Search scholarly, academic, and professional sources.

Search multiple scholarly, academic, and/or professional sources using the background information you found on your topic. Determine how each new source sheds light on your topic.

Cite your sources.

Create a citation for each source you used for your assignment. You must always give credit to where you located information.

Research is challenging and occasionally frustrating. You may have to revisit some or all of the steps in the above process several times. Please contact a librarian if you need help with your research.   


Currency:  How recently was the resource created? Is it up-to-date?

Relevance:  Is the resource's information relevant to the subject of your research?

Authority:  Is the creator an expert? Is the creator of the resource qualified to talk about the subject?

Accuracy:  Is the information true?

Purpose:  Why was the resource created? Was it created to inform scholars? Was it created to promote a cause? The purpose may lead the creator to omit relevant information from the resource.

Choosing Sources

The following defines several different types of sources: 


Books usually provide in-depth coverage of a specific topic. They may not include immediate information on a topic as the writing and publishing process takes time. The Library owns print, audio, and electronic book collections.


Articles are usually published in magazines, journals, or newspapers. They provide information on a topic, and, depending on the publication of the article, may contain more current information on a topic than a book. The majority of our article collection may be found online through our database collection.


Videos may contain in-depth coverage of a topic. The currency of the content covered depends on its publication date.


Websites may contain in-depth coverage of a topic. Ask yourself some questions before trusting a website, specifically regarding the authority, objectivity, and timeliness of the information.

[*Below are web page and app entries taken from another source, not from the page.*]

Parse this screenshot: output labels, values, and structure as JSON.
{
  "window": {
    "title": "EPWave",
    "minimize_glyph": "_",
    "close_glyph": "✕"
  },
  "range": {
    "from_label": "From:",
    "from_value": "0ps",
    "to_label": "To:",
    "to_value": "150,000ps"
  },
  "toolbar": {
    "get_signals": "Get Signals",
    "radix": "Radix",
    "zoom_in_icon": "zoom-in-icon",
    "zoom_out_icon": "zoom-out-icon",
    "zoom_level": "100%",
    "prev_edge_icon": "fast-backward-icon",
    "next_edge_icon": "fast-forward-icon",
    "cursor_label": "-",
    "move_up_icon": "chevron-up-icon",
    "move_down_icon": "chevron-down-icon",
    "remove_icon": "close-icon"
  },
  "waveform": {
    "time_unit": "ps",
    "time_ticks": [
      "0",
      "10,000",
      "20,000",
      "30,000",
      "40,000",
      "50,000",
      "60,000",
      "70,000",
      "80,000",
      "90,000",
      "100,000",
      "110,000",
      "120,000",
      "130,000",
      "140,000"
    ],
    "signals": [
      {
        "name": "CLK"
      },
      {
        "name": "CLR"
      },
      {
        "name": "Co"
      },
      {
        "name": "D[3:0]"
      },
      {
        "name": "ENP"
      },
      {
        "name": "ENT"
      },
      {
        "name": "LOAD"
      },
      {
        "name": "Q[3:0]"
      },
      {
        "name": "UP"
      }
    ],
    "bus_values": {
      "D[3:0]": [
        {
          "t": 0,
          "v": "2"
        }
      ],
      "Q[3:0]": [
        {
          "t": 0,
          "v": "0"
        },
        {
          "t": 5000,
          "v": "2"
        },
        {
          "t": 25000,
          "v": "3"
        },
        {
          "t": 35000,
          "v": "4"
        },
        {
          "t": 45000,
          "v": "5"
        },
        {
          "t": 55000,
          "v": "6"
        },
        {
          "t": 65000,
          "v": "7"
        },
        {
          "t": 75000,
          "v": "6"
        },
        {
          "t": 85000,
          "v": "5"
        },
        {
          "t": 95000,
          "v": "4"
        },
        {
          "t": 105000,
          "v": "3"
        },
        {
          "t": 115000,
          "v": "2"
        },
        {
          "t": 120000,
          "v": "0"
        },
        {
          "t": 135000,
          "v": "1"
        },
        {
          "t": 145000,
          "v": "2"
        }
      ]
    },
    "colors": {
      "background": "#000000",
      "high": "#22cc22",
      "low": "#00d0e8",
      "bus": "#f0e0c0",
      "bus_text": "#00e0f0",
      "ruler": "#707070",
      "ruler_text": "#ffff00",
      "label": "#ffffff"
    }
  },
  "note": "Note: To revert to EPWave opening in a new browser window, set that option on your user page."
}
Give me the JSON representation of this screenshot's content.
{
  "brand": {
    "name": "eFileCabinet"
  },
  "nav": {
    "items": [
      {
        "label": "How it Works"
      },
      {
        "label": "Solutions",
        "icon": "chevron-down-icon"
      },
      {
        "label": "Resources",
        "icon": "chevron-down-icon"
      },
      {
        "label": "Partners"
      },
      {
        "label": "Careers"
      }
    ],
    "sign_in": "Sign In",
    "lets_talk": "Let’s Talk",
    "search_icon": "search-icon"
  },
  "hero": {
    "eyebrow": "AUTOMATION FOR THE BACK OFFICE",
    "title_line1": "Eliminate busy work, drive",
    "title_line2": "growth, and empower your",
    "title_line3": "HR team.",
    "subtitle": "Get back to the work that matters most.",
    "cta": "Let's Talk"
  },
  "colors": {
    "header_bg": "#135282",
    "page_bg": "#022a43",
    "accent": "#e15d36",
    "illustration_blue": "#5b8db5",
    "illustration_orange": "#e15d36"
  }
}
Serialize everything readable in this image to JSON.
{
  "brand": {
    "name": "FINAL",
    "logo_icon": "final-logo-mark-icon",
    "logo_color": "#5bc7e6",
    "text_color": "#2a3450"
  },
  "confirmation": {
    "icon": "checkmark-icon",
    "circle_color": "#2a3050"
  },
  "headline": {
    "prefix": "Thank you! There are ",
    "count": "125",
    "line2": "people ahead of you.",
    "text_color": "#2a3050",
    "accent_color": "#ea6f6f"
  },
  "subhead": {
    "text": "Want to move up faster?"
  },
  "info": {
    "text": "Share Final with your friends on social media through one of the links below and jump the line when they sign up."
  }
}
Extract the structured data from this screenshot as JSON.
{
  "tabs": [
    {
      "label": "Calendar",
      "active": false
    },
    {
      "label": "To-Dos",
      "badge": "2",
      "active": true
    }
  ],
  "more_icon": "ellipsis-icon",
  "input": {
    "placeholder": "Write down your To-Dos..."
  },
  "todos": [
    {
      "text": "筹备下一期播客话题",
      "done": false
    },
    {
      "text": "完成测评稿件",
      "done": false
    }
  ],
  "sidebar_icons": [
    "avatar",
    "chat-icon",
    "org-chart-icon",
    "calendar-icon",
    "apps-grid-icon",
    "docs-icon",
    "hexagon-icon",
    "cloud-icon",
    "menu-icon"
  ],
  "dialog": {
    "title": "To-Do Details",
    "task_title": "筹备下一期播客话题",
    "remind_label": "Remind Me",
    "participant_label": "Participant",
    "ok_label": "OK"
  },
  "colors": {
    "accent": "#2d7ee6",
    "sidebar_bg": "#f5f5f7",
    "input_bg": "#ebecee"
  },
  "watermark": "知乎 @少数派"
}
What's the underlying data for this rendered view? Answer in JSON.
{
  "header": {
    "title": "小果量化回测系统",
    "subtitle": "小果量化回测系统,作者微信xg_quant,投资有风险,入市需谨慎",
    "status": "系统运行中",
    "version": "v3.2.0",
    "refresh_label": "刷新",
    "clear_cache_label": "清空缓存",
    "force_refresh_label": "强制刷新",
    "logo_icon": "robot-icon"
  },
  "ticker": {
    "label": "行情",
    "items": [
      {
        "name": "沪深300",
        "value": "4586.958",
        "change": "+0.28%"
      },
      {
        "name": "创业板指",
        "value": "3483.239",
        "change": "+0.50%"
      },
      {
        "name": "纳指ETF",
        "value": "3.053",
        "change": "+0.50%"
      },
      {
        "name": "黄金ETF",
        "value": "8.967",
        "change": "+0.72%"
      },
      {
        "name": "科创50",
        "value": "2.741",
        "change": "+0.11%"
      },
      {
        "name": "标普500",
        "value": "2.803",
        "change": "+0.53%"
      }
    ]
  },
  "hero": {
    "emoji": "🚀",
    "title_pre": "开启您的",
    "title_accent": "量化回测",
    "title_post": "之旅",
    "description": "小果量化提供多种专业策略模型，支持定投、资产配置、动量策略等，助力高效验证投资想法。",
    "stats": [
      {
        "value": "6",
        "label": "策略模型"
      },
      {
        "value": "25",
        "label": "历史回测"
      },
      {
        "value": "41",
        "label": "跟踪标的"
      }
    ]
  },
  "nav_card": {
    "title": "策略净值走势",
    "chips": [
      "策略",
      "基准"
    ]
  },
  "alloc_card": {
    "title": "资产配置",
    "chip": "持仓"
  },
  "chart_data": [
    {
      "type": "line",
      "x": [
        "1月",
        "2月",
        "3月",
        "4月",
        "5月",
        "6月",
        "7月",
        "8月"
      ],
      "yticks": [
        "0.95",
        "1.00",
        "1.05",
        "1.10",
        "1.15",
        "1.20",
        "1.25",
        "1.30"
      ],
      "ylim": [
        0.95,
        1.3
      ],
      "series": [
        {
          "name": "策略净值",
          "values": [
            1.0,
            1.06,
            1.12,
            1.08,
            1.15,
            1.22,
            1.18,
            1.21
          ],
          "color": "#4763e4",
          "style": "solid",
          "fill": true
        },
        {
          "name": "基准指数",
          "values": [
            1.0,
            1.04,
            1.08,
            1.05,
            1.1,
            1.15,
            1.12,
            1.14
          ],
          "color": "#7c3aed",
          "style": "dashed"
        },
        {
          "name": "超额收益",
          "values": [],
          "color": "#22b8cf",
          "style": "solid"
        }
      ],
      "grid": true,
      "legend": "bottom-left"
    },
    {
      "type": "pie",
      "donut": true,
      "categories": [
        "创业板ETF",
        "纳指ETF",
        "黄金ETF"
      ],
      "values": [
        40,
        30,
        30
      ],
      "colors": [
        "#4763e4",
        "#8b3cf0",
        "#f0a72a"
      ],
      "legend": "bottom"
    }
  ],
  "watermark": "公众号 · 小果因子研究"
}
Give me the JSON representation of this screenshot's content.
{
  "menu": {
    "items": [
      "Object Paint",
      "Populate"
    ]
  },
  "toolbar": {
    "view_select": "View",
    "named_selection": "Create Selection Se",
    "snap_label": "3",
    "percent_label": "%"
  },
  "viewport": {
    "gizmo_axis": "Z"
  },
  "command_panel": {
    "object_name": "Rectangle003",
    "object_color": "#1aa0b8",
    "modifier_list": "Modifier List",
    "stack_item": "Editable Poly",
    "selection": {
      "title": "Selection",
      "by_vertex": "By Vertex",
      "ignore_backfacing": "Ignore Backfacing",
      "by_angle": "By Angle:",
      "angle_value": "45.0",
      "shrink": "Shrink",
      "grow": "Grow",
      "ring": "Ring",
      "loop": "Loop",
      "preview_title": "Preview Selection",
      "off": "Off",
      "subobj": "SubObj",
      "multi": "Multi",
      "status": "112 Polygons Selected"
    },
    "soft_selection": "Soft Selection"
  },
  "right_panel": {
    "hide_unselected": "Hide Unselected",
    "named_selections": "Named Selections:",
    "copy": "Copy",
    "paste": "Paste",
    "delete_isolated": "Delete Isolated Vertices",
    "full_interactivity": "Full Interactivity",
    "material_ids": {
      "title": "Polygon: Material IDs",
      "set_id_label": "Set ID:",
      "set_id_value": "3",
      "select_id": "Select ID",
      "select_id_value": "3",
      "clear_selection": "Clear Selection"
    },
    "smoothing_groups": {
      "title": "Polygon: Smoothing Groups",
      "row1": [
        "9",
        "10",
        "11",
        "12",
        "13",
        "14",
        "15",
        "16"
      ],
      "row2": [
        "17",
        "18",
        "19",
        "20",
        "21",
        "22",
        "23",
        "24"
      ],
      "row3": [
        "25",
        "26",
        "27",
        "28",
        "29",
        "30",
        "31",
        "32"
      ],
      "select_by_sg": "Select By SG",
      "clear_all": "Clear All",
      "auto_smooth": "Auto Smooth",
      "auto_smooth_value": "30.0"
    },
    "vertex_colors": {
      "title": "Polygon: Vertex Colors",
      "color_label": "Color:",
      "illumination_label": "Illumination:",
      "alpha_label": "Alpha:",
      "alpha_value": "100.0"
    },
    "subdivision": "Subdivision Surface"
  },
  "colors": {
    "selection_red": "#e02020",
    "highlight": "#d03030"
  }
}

A database is a structured set of data. The Library owns almost 90 database, and the majority of the databases are provided by NC Live. Think of NC Live as a virtual mall. In this mall, we have different stores (databases). Located within the stores we have different brands (content providers) or different types (sources) of information. The majority of our databases contain articles, but several databases provide eBook and streaming video collections.